Garvan Walshe is a former national and international security policy adviser to the Conservative party. He runs TRD Policy.
Politically-interested England Rugby fans faced an agonising choice on Saturday: watch the debate on the Letwin Amendment or England’s thrilling victory over the Wallabies. Sport made less comfortable viewing for the DUP, as Ireland’s nerve deserted them in an embarrassing 46-14 defeat to the All Blacks.
(As ConservativeHome readers will know, though Ireland has an all-island rugby team, rugby in Ulster draws its strength mainly from the Unionist community there.)
There is a phenomenon in rugby by which the closer a team gets to the try line, the more errors mount up – failure of nerve, the seemingly inexplicable habit of missing passes, knocking the ball on, committing technical infractions of rules “at the breakdown” so complex they would bewilder the most seasoned constitutional lawyer – a tendency known as ‘white line fever’.
As Brexit gets nearer, it’s a disease that seems to have established itself in the mind of the government.
An attempt to prorogue Parliament was penalised by the Nigel Owens of the Constitution, Lady Hale, and provoked the Government’s opponents to pass Benn-Burt Act to force it to seek an extension.
Under pressure from the EU, Johnson made a series of concessions, eliminating the backstop, but only by agreeing to the EU’s objectives.
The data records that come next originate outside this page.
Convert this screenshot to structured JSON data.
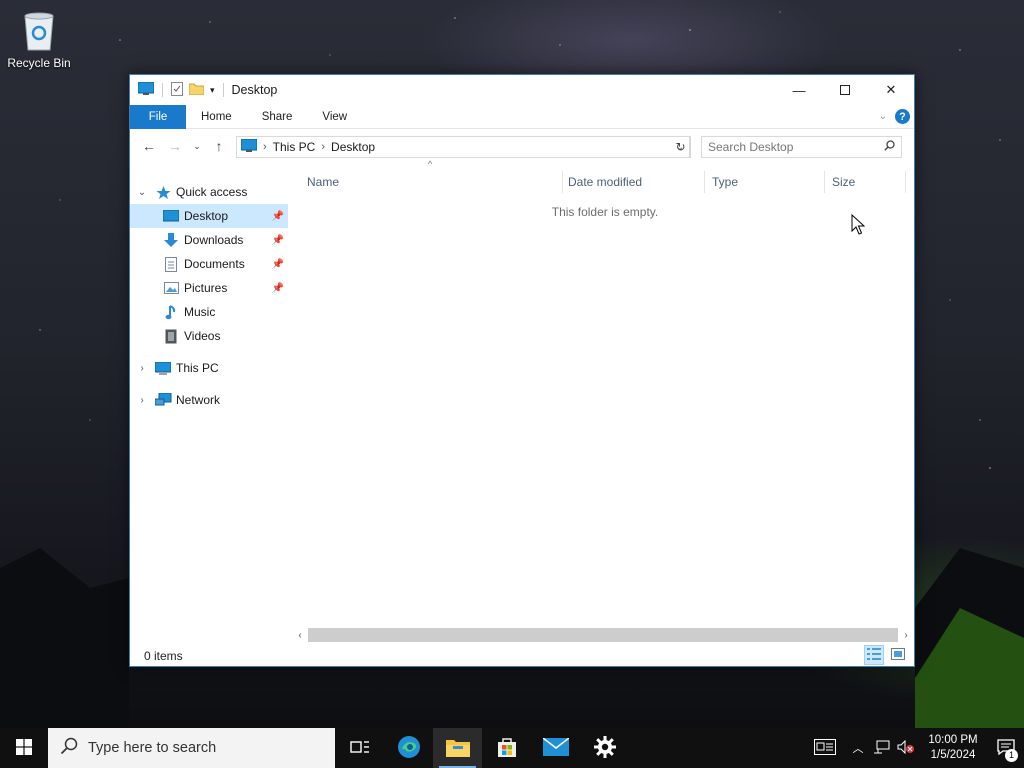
{
  "desktop": {
    "recycle_bin_label": "Recycle Bin"
  },
  "window": {
    "title": "Desktop",
    "ribbon_tabs": [
      "File",
      "Home",
      "Share",
      "View"
    ],
    "help_label": "?",
    "address": {
      "crumbs": [
        "This PC",
        "Desktop"
      ]
    },
    "search_placeholder": "Search Desktop",
    "columns": [
      "Name",
      "Date modified",
      "Type",
      "Size"
    ],
    "empty_message": "This folder is empty.",
    "status_text": "0 items",
    "nav": {
      "quick_access": "Quick access",
      "items": [
        {
          "label": "Desktop",
          "icon": "desktop-folder-icon",
          "pinned": true,
          "selected": true
        },
        {
          "label": "Downloads",
          "icon": "downloads-folder-icon",
          "pinned": true
        },
        {
          "label": "Documents",
          "icon": "documents-folder-icon",
          "pinned": true
        },
        {
          "label": "Pictures",
          "icon": "pictures-folder-icon",
          "pinned": true
        },
        {
          "label": "Music",
          "icon": "music-folder-icon",
          "pinned": false
        },
        {
          "label": "Videos",
          "icon": "videos-folder-icon",
          "pinned": false
        }
      ],
      "this_pc": "This PC",
      "network": "Network"
    }
  },
  "taskbar": {
    "search_placeholder": "Type here to search",
    "apps": [
      "task-view-icon",
      "edge-icon",
      "file-explorer-icon",
      "store-icon",
      "mail-icon",
      "settings-icon"
    ],
    "clock_time": "10:00 PM",
    "clock_date": "1/5/2024",
    "notification_count": "1"
  },
  "colors": {
    "accent": "#1979ca",
    "selection": "#cce8ff"
  }
}
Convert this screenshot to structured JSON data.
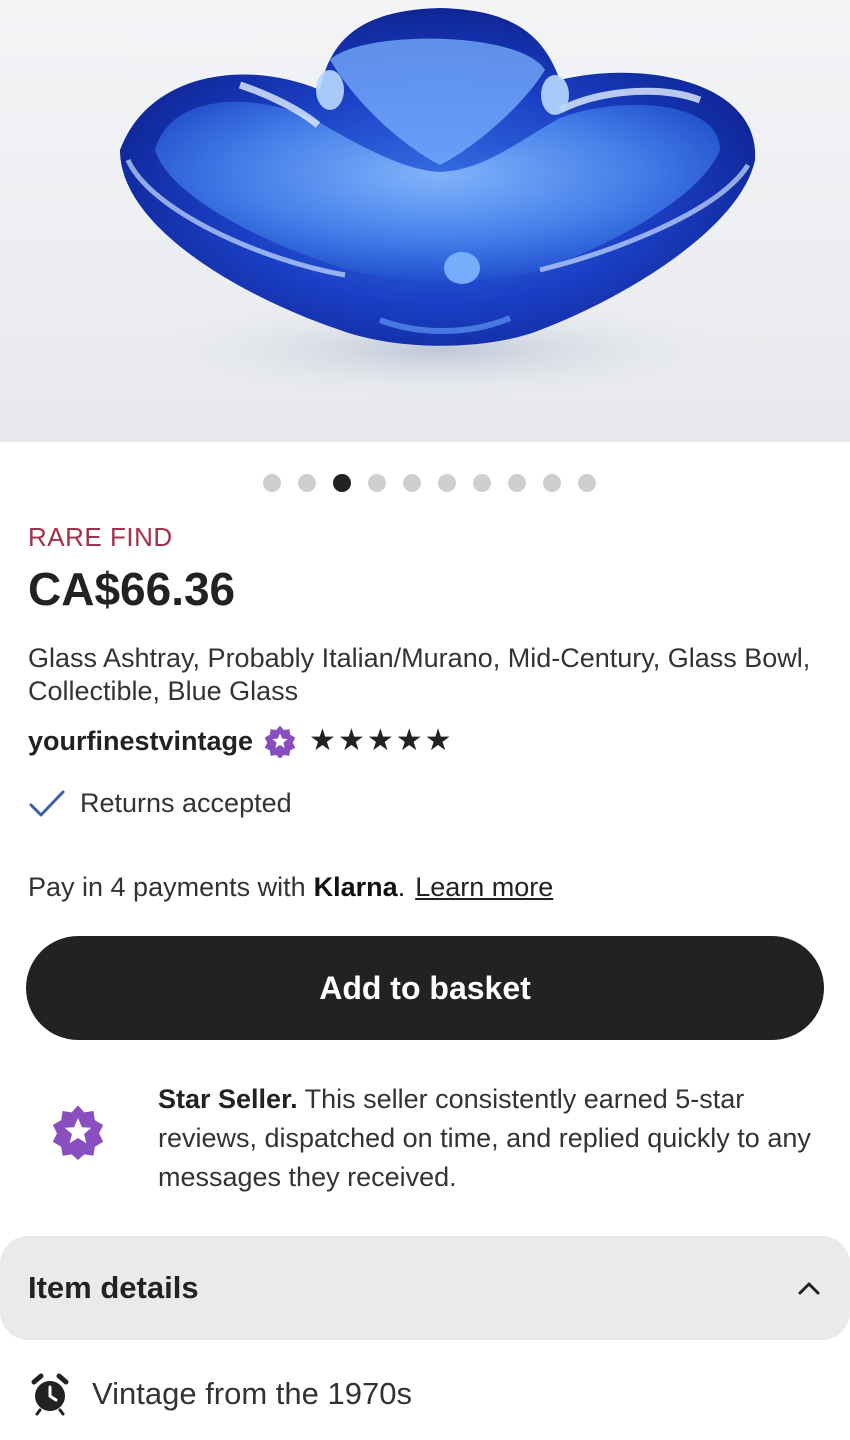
{
  "gallery": {
    "image_alt": "Blue glass ashtray",
    "dot_count": 10,
    "active_index": 2
  },
  "listing": {
    "badge": "RARE FIND",
    "price": "CA$66.36",
    "title": "Glass Ashtray, Probably Italian/Murano, Mid-Century, Glass Bowl, Collectible, Blue Glass"
  },
  "seller": {
    "name": "yourfinestvintage",
    "rating": 5,
    "badge_icon": "star-seller-badge-icon"
  },
  "returns": {
    "label": "Returns accepted",
    "icon": "check-icon"
  },
  "klarna": {
    "prefix": "Pay in 4 payments with",
    "brand": "Klarna",
    "separator": ".",
    "link": "Learn more"
  },
  "actions": {
    "add_to_basket": "Add to basket"
  },
  "star_seller": {
    "heading": "Star Seller.",
    "body": "This seller consistently earned 5-star reviews, dispatched on time, and replied quickly to any messages they received."
  },
  "item_details": {
    "title": "Item details",
    "icon": "chevron-up-icon",
    "vintage": "Vintage from the 1970s"
  },
  "colors": {
    "accent_badge": "#a1304a",
    "button_bg": "#222222",
    "star_seller_purple": "#8a4fbf",
    "check_blue": "#3b5fa8"
  }
}
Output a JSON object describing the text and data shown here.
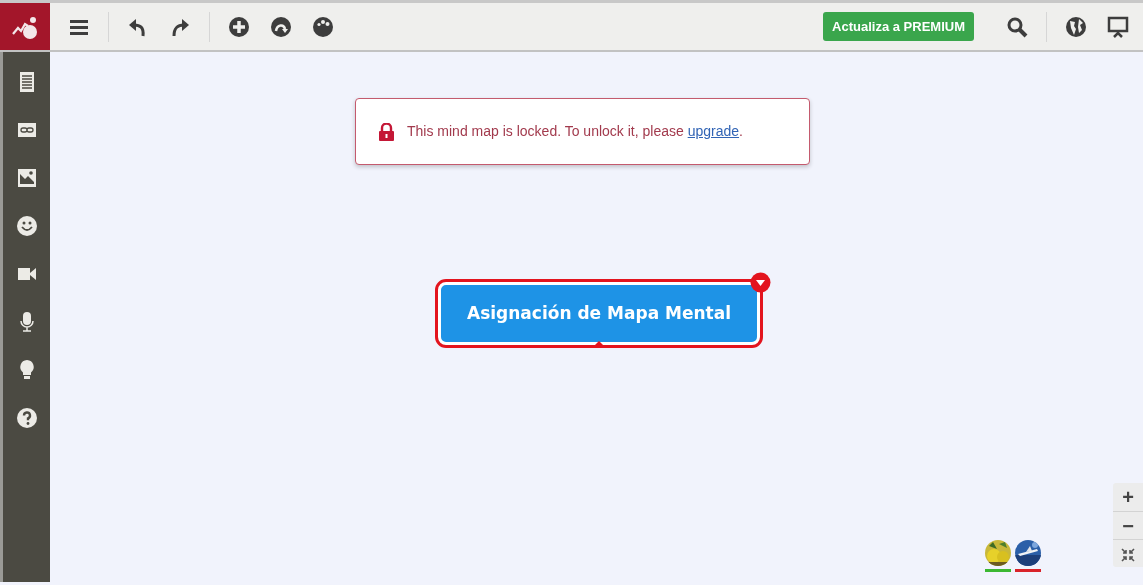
{
  "toolbar": {
    "premium_button": "Actualiza a PREMIUM"
  },
  "notice": {
    "text": "This mind map is locked. To unlock it, please ",
    "link": "upgrade",
    "end": "."
  },
  "node": {
    "label": "Asignación de Mapa Mental",
    "selected": true
  },
  "zoom_controls": [
    "+",
    "−"
  ],
  "collaborators": [
    {
      "color": "#3cb832"
    },
    {
      "color": "#d9232a"
    }
  ]
}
That Northern Irish companies would have to complete customs declarations just to sell (one cannot, surely, describe the activity as exporting) to the rest of the UK, shows why the DUP could not support this agreement.
Losing the DUP had perhaps become inevitable. No Deal, scarcely a credible option in any case, was made worse by the failure to take the steps needed to prepare for it (chiefly building the necessary infrastructure in Kent). This was not Johnson’s fault (the irresponsibility in this case was Philip Hammond’s, and perhaps his revenge for May’s threats to sack him during the 2017 election campaign), but it was nevertheless something he should have taken into account.
Given that the DUP were lost, the Government had two options open to it. Either find the votes elsewhere in Parliament, or seek an election in an attempt to clear the air.
A government that commands a majority, and therefore influence over the careers of members of its own party, can assemble support, even on an issue as divisive as this, by threats and patronage. A government whose majority is -63 (two thirds of which figure is attributable to its own purge) cannot. It needs to cajole, stroke egos, and, let it be said, persuade with rational argument.
MPs’ egos were hardly stroked by the sledging (forgive the mixing of sports here) from anonymous Number 10 sources. But trying to smash the Withdrawal Agreement (Implementation) Bill through on a ridiculous timetable was as unwise as Irish fly-half Jonathan Sexton’s failures to find touch through over-ambitious kicking last Saturday.
Those missed kicks cost Ireland the match. The parliamentary situation is now almost as dire. Though the vote on the Second Reading of the Bill passed comfortably, the Government would do well to suspect that the Bill was let through only to be surrounded and ambushed. It would emerge from committee stage, but mutilated by amendments calling for a customs union, or even another referendum.
The Government now has two options. The first, a sharp little “sniping” run, as the rugby commentators put it, would be to somehow engineer a very short conditional extension to give enough time for the WAIB to be debated. This carries two risks: not only that the Bill be amended to subvert instead of implement the deal, but also that it is ruled off-side as engineering such an extension would likely contravene the Benn-Burt Act.
Better to slow things down, “go through the phases,” accept the extension, and fight an election (which Corbyn has committed to accepting) on leaving with this deal. Obtaining the deal has improved the electoral arguments considerably. Tories can now rule out No Deal, which will limit defections to the Lib Dems. This Withdrawal Agreement gets the UK out of the EU and provides a basis to negotiate the future relationship. The Government’s position on that future relationship is not perhaps to my taste; indeed, if it had been, I would not have opposed Brexit. It is however very much within the range of outcomes canvassed by the Leave campaign, and a case can be made that the economic disruption it will cause to manufacturing industry is both worth it for political gains (in sovereignty, control over immigration policy, and so on), and beneficial because that type of manufacturing is not where Britain’s comparative advantage, as a service led economy, lies. Of course, if this is adopted, some calibration of electoral strategy is needed, with less emphasis on winning over manufacturing centres in the North and more concentration on an open and optimistic post-Brexit future for England and Wales.
I say England and Wales because a consequence of this deal will, later if not sooner, be Scottish independence, unless that can be forestalled by offering Scotland some arrangement similar to Northern Ireland’s. Indeed, in an election where the Conservatives fall just short of a majority (the try), an arrangement whereby this deal were put in place, but Scots allowed another independence referendum (the conversion), might well be the way to finally get Brexit done. Either Scotland votes to stay in, knowing the Brexit outcome that would entail, and dealing a decisive blow to the independence movement; or it votes to leave the UK, in which case a Conservative government in London could spend the rest of its term in office with a stable majority for the first time since 1987.